I have good news and bad news. First, the bad news: across industries, digital disruption is threatening to overturn incumbents and reshape markets faster than perhaps any force in history. Now the good news: companies can take control of their own destiny by embracing digital transformation and the Internet of Everything (IoE).
Let’s take a closer look. By “digital disruption,” I’m referring to the effect of digital technologies and business models on a company’s current value proposition — and its resulting market position. Digital disruptors innovate rapidly, and then use their innovations as a powerful competitive advantage to gain market share and scale far faster than challengers still clinging to traditional business models that can’t keep up with the pace of change.
The third annual Cisco IT Data Center Day put a spotlight on the Internet of Everything (IoE) market transition and gains of deploying an Application Centric Infrastructure (ACI). Over 300 attendees, including 124 customers representing 85 different companies, attended the event held at our state-of-the-art data center in Allen, Texas.
What better place to incorporate a Hackathon than at World Skills, an event already bursting with energy and excitement? This year, the organization introduced a Digital Challenge with the goal to help local non-governmental organizations (NGOs) with real-world problems, and show that IT-related competitions can be fun and engaging.
As part of the Digital Challenge at World Skills, students will put their technical knowledge to the test while working with local organizations to solve social problems with technology.
Fifteen local Brazilian problem solvers will join 5 past WorldSkills champions to help 5 Brazilian NGOs move social projects forward. The 4-day challenge takes place parallel to the WorldSkills competition and will leave behind a legacy.
Over the past few years, Cisco and Intel’s collaboration has extended into the realm of Internet of Things, allowing the strength of each organization to bring the industry as a whole, forward. In the Internet of Things, devices need applications, analytics, network connectivity, security, storage, and computing power. The partnership of Cisco and Intel offers comprehensive solutions working alongside several ecosystem partners.
A smart city demonstration, featuring Legos and Fog Computing, was on display in the Intel booth showing how easy it is for cities to implement IoT solutions
Carlos Morales presented a captivating “Pre-Zen-tation” on Fog Computing, elaborating on how companies can extend the cloud to the edge
A highlight during the show was partaking in a #CiscoChat with Brad Haczynski, Intel’s Global Account Director, Sales and Marketing Group, encompassed around making IoT and IoE tangible with the power of collaboration.
Whenever I hear about a serious train accident, mugging or shootout on the streets of a city, my thoughts often turn to Fog Computing. The same is true when I too am stuck idling in a traffic jam or at home and there’s a power outage during a winter storm or a summer heat wave.
Why do I think about Fog Computing? Well, my job at Cisco is to not only identify the latest disruptive Internet of Things (IoT) technologies, but also to validate where they might be applied to improve overall quality of life.. Whether it’s drones, artificial intelligence or robotics, my passion is to accelerate the art of the possible.

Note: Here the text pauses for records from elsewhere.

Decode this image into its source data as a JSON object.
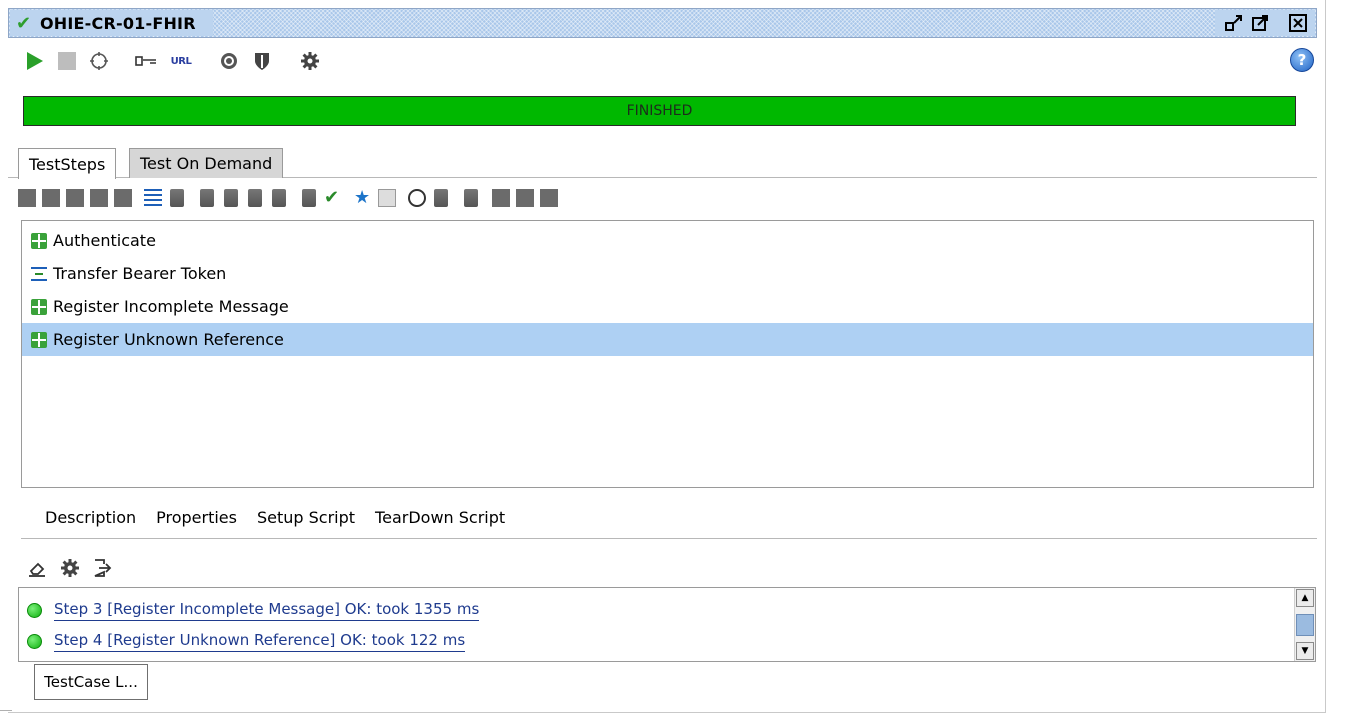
{
  "window": {
    "title": "OHIE-CR-01-FHIR"
  },
  "toolbar": {
    "items": [
      "play-icon",
      "stop-icon",
      "loop-icon",
      "key-icon",
      "url-icon",
      "target-icon",
      "shield-icon",
      "gear-icon"
    ],
    "url_label": "URL",
    "help_label": "?"
  },
  "progress": {
    "status": "FINISHED",
    "fraction": 1.0,
    "color": "#00b800"
  },
  "tabs": [
    {
      "label": "TestSteps",
      "active": true
    },
    {
      "label": "Test On Demand",
      "active": false
    }
  ],
  "steps": [
    {
      "label": "Authenticate",
      "icon": "rest-step-icon",
      "selected": false
    },
    {
      "label": "Transfer Bearer Token",
      "icon": "property-transfer-icon",
      "selected": false
    },
    {
      "label": "Register Incomplete Message",
      "icon": "rest-step-icon",
      "selected": false
    },
    {
      "label": "Register Unknown Reference",
      "icon": "rest-step-icon",
      "selected": true
    }
  ],
  "subtabs": [
    "Description",
    "Properties",
    "Setup Script",
    "TearDown Script"
  ],
  "log": {
    "lines": [
      "Step 3 [Register Incomplete Message] OK: took 1355 ms",
      "Step 4 [Register Unknown Reference] OK: took 122 ms"
    ]
  },
  "footer": {
    "button_label": "TestCase L..."
  },
  "colors": {
    "accent_green": "#00b800",
    "selection": "#aed0f3",
    "title_bar": "#a9c7ea"
  }
}
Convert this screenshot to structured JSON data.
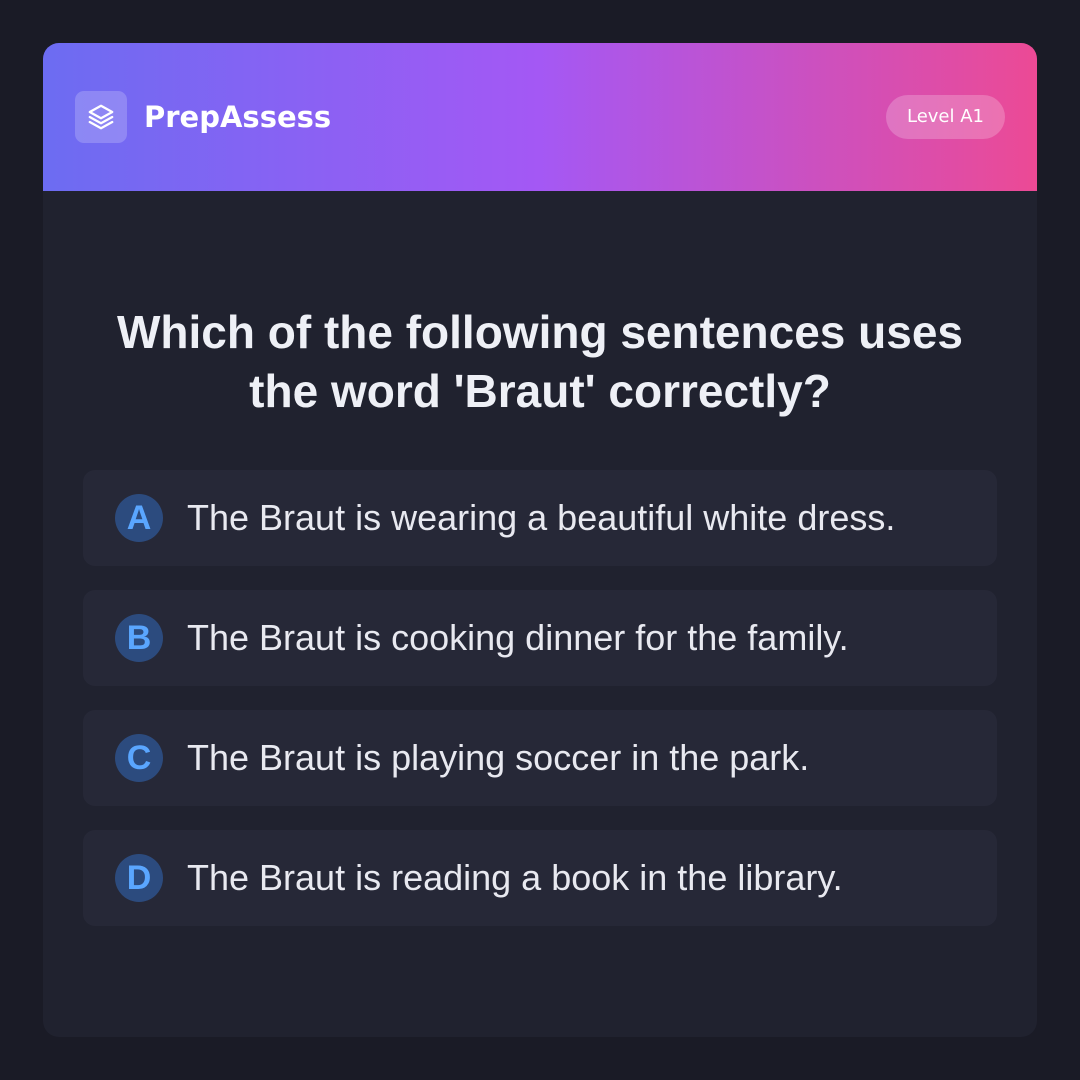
{
  "header": {
    "brand": "PrepAssess",
    "level_badge": "Level A1",
    "logo_icon": "layers-icon"
  },
  "question": {
    "text": "Which of the following sentences uses the word 'Braut' correctly?"
  },
  "options": [
    {
      "letter": "A",
      "text": "The Braut is wearing a beautiful white dress."
    },
    {
      "letter": "B",
      "text": "The Braut is cooking dinner for the family."
    },
    {
      "letter": "C",
      "text": "The Braut is playing soccer in the park."
    },
    {
      "letter": "D",
      "text": "The Braut is reading a book in the library."
    }
  ],
  "colors": {
    "background": "#1a1b26",
    "card": "#20222f",
    "gradient_start": "#6c6cf2",
    "gradient_mid": "#a458f4",
    "gradient_end": "#ec4a95",
    "option_bg": "#262837",
    "letter_circle": "#2c4b7e",
    "letter_text": "#5aa6ff"
  }
}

Consider Fog Computing. Fog extends cloud computing to the edge of the network. This provides a virtualized platform for compute, storage and network services between devices and data storage centers in the cloud. Because of its low latency, location awareness, real-time interactions and wide geo distribution, Fog Computing can sense and respond to situations in the real physical world almost instantly.
The speed and power of Fog to connect people, data, processes and things opens up a new world of practical solutions. For example, Fog Computing, when combined with sensors and wireless networks, can immediately alert the train operator as soon as there is trouble on the tracks, such as a slow-walking pedestrian or a stalled vehicle. With Fog, energy loads can be automatically re-balanced or re-routed to alternative sources during spikes in demand or low availability.
In a Smart+Connected Community, acoustic sensors deployed around streets that are connected to Fog Computing infrastructure can identify gunshots, perpetrators, victims, accidents, or even cries for help with high accuracy while also alerting appropriate authorities.